A key group in this struggle is the Movimento dos Trabalhadores Rurais Sem Terra (MST), or the Landless Workers’ Movement, who are the largest social movement in Brazil, with 1.6 million members. Their members largely consist of the rural poor, such as landless peasants and labourers. Their lack of education and colour of their skin often place them within the most marginalised strata of Brazilian society. They seek downward land redistribution, exploiting a passage in the 1988 Constitution, which states that land not being used for social good may be acquired by the government and passed on to others.

They operate through large-scale occupation of ranches and farms, setting up makeshift camps and remaining there, against the intimidation and brutality of the landowners and police, until they acquire the title to the property. They are said to have redistributed 35 million acres of land, and settled 400,000 families.

They are committed to ethical and sustainable use of the land, creating small scale co-operative or family farms, which grow natural food for domestic consumption. They have also set up thousands of schools and health clinics, as well as a university and a natural medicine factory.

They emphasise the importance of keeping the rural population out of the cities and preventing further large-scale migration to urban slums, which are often built precariously on any available space. The dangers of this were made apparent earlier this year, when nearly 1,000 people were killed in Rio de Janeiro by large mudslides that destroyed slums built on steep hills.Map of Agricultural Areas in Brazil

Organising for Rights

For the people involved, the importance of being in groups such as the MST cannot be underestimated. Through these sorts of organisations, people who would otherwise be working in slave-like conditions for industrial farms or living in the slums of the major cities are given opportunities for acquiring land, education and healthcare. These people gain rights and dignity that they would otherwise never have.

Grassroots movements such as the MST and activists such as Ribeiro are crucial to democratisation and reform in Brazilian society.
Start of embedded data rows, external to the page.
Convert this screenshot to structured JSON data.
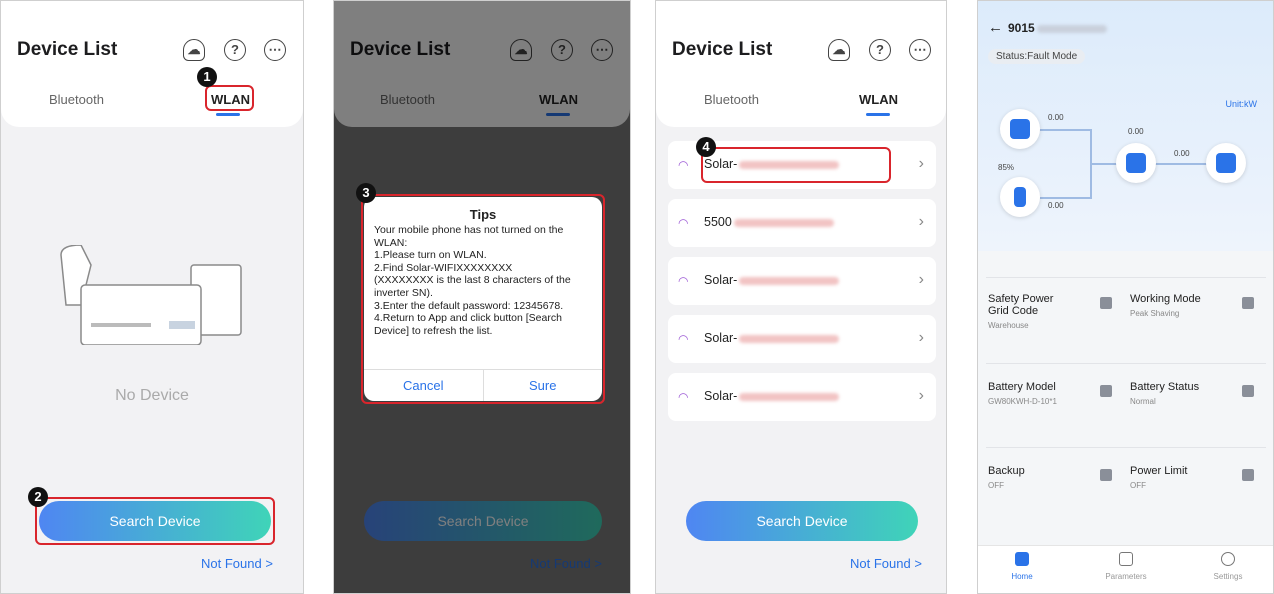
{
  "panel1": {
    "title": "Device List",
    "tab_bluetooth": "Bluetooth",
    "tab_wlan": "WLAN",
    "no_device": "No Device",
    "search_button": "Search Device",
    "not_found": "Not Found >",
    "badge1": "1",
    "badge2": "2"
  },
  "panel2": {
    "title": "Device List",
    "tab_bluetooth": "Bluetooth",
    "tab_wlan": "WLAN",
    "search_button": "Search Device",
    "not_found": "Not Found >",
    "badge": "3",
    "dialog": {
      "title": "Tips",
      "lines": [
        "Your mobile phone has not turned on the WLAN:",
        "1.Please turn on WLAN.",
        "2.Find Solar-WIFIXXXXXXXX",
        "(XXXXXXXX is the last 8 characters of the inverter SN).",
        "3.Enter the default password: 12345678.",
        "4.Return to App and click button [Search Device] to refresh the list."
      ],
      "cancel": "Cancel",
      "sure": "Sure"
    }
  },
  "panel3": {
    "title": "Device List",
    "tab_bluetooth": "Bluetooth",
    "tab_wlan": "WLAN",
    "badge": "4",
    "search_button": "Search Device",
    "not_found": "Not Found >",
    "devices": [
      {
        "name": "Solar-"
      },
      {
        "name": "5500"
      },
      {
        "name": "Solar-"
      },
      {
        "name": "Solar-"
      },
      {
        "name": "Solar-"
      }
    ]
  },
  "panel4": {
    "device_id": "9015",
    "status": "Status:Fault Mode",
    "unit": "Unit:kW",
    "values": {
      "pv": "0.00",
      "grid": "0.00",
      "load": "0.00",
      "battery": "0.00",
      "soc": "85%"
    },
    "cards": [
      {
        "label": "Safety Power Grid Code",
        "value": "Warehouse"
      },
      {
        "label": "Working Mode",
        "value": "Peak Shaving"
      },
      {
        "label": "Battery Model",
        "value": "GW80KWH-D-10*1"
      },
      {
        "label": "Battery Status",
        "value": "Normal"
      },
      {
        "label": "Backup",
        "value": "OFF"
      },
      {
        "label": "Power Limit",
        "value": "OFF"
      }
    ],
    "nav": [
      "Home",
      "Parameters",
      "Settings"
    ]
  }
}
Those who would otherwise be voiceless are empowered through direct action, which includes occupying land and buildings, blockading highways, and marching from city to city.

While the former president, Luiz Inácio Lula da Silva, was often celebrated as a champion of social welfare, land reform remained one of his less progressive policies. While traditionally seen as an ally of those who sought land reform, Lula is now perceived by the MST to have taken sides with the large landowners and agribusinesses, by helping to considerably expand their practices throughout Brazil.

Between 2003 and 2007, state support for the rural elite was seven times higher than that offered to family farmers, even though the latter represented 87% of the work force and produced the bulk of domestic food consumption. A leader of the MST is reported to have said that their former friend, Lula, “has now become a friend of our enemies.” His successor Dilma is also seen to have inherited this particular mantle.

Brazil’s Tensions

While programs such as Bolsa Família and Fome Zero have helped to raise millions out of poverty and provide them with basic security, groups such as the MST argue that they do not provide the structural reform that is necessary to combat the extreme inequality, exclusion, division and racism that is present in the old structures of Brazilian society. Brazil’s economic successes have helped to turn it into one of the world’s most powerful economies, but soaring GDP has not solved the country’s social problems. Instead, the MST and others would argue that it has merely benefited a select elite.

This sort of activism marks the tensions within Brazilian society. Other examples of class conflict involve street gangs, drugs and violence. It is important that grassroots movements continue to push for environmentally and socially sustainable use of the land, protecting the forests and providing dignity and security to the poorest and most marginalised Brazilians.